Problem to work on »
Lines in the listing below containing the string "JSON" are to be identified and copied.

++++++++++

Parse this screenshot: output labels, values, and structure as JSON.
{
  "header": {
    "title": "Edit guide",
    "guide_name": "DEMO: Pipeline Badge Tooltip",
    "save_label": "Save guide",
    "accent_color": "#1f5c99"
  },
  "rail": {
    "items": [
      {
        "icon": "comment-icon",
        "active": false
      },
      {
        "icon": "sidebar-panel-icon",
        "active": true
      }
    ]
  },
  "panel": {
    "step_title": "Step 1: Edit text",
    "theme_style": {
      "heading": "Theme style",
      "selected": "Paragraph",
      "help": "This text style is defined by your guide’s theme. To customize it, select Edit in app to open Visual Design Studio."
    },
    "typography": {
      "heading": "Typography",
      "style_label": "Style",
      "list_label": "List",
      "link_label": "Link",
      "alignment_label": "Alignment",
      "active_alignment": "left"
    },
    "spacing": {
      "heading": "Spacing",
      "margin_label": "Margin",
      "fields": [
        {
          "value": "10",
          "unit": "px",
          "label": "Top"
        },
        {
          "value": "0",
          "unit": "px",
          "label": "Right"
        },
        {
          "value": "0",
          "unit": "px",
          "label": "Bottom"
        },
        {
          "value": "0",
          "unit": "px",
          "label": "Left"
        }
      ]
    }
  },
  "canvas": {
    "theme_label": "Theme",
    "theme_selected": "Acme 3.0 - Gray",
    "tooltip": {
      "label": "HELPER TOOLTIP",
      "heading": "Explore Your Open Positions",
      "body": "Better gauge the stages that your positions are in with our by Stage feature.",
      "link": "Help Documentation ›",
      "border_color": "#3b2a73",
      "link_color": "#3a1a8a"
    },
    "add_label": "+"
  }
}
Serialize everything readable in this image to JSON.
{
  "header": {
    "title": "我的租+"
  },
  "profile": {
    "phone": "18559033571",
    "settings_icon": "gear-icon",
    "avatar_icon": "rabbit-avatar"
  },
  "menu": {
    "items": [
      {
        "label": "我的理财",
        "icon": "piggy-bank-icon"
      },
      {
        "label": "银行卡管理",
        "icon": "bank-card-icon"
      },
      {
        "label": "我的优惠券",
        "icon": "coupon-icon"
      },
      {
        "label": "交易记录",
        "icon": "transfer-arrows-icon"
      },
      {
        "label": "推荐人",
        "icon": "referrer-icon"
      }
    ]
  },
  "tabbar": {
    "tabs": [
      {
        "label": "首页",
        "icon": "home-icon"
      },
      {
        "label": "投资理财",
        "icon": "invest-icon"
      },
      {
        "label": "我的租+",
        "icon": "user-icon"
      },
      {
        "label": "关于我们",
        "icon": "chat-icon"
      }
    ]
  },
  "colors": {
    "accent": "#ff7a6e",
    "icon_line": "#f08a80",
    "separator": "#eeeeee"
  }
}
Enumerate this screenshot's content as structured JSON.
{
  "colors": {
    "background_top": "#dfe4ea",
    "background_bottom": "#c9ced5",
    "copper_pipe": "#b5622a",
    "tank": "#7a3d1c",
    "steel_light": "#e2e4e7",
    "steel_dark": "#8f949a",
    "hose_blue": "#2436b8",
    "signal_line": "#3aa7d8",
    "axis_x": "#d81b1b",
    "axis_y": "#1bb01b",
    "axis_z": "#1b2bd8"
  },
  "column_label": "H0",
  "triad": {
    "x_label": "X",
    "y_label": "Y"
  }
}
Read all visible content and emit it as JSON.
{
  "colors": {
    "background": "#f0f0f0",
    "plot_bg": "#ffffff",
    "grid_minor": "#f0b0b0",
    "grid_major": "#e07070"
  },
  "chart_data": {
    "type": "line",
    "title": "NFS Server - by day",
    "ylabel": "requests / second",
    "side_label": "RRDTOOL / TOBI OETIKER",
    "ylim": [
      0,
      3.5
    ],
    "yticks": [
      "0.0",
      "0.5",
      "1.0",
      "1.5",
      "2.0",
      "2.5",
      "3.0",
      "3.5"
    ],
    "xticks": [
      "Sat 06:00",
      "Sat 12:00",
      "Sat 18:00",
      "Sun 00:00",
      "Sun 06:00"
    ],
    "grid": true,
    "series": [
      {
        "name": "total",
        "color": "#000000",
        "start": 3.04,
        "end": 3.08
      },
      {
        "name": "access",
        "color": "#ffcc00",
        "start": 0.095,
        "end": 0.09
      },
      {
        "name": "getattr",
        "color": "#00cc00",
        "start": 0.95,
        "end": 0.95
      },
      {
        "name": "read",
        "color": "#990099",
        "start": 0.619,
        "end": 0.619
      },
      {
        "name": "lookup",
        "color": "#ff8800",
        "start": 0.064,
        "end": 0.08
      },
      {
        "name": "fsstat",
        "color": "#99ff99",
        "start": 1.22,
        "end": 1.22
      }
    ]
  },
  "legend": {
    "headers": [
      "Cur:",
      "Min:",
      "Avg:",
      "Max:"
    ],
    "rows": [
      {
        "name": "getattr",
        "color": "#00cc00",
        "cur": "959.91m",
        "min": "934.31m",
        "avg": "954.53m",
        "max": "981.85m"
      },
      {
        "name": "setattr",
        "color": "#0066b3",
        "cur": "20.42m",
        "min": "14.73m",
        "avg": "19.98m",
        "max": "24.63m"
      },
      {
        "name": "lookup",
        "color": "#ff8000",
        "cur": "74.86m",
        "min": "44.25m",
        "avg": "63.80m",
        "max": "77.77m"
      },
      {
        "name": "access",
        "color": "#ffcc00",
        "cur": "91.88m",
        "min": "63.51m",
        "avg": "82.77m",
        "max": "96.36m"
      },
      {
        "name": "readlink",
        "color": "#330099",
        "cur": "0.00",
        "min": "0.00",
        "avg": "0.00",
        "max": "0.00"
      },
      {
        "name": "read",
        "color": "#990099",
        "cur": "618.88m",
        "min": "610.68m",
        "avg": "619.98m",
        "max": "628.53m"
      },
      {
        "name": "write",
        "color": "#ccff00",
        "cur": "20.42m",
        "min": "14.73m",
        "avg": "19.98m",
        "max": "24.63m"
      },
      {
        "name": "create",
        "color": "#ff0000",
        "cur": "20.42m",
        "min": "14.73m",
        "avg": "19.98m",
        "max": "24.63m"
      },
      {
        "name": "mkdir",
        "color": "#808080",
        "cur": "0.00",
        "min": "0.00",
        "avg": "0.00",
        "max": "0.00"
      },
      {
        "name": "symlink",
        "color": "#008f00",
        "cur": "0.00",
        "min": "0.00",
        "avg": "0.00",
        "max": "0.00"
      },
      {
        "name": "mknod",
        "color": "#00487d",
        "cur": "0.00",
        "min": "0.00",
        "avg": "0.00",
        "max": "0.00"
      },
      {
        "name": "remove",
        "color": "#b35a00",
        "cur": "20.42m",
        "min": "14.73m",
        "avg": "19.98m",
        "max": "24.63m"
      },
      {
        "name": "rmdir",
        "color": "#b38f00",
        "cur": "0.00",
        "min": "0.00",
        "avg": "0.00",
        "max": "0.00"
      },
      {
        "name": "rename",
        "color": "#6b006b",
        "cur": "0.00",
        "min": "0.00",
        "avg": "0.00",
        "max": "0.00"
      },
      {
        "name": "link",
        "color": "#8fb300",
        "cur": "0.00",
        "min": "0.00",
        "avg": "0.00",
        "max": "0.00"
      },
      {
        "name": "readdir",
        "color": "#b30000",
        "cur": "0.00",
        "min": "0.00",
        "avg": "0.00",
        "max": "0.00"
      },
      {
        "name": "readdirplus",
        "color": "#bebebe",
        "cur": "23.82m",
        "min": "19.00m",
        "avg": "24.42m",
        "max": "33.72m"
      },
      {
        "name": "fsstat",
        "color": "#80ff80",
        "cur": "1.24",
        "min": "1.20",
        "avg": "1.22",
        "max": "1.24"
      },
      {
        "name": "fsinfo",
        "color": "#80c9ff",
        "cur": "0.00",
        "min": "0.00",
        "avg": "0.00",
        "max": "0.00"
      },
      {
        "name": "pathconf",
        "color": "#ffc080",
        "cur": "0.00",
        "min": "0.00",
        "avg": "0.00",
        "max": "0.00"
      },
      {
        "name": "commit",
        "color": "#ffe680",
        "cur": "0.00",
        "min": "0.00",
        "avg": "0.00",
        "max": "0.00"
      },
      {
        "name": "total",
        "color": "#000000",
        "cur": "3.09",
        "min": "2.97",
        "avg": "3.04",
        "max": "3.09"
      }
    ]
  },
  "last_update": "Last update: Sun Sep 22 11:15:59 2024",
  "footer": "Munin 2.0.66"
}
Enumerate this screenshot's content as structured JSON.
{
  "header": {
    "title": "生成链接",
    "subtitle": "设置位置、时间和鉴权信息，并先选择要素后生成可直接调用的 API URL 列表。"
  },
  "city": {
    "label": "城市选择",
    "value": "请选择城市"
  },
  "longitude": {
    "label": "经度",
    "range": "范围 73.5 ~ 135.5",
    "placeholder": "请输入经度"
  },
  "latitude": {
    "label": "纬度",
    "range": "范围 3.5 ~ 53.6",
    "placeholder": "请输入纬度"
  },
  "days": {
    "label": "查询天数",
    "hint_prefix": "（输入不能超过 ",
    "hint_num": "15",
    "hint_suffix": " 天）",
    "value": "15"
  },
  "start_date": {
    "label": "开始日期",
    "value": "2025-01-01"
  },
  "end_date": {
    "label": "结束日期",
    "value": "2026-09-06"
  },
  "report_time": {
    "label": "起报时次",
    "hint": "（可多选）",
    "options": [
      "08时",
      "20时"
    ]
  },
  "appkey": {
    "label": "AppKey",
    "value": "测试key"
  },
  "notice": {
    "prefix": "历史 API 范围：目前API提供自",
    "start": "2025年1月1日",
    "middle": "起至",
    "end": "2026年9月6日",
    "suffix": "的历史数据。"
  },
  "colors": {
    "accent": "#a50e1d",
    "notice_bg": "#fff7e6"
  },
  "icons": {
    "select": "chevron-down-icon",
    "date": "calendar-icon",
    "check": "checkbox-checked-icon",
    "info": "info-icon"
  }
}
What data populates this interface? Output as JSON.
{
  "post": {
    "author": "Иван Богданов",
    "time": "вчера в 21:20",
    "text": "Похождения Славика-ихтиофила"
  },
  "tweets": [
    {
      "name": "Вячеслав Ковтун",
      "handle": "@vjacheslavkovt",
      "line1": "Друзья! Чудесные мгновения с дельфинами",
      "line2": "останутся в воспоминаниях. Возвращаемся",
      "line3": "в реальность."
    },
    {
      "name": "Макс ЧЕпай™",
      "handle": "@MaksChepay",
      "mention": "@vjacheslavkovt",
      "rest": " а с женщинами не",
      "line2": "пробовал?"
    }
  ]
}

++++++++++

Exercise solution »
Parse this screenshot: output labels, values, and structure as JSON.
Serialize everything readable in this image to JSON.
Enumerate this screenshot's content as structured JSON.
Read all visible content and emit it as JSON.
Enumerate this screenshot's content as structured JSON.
What data populates this interface? Output as JSON.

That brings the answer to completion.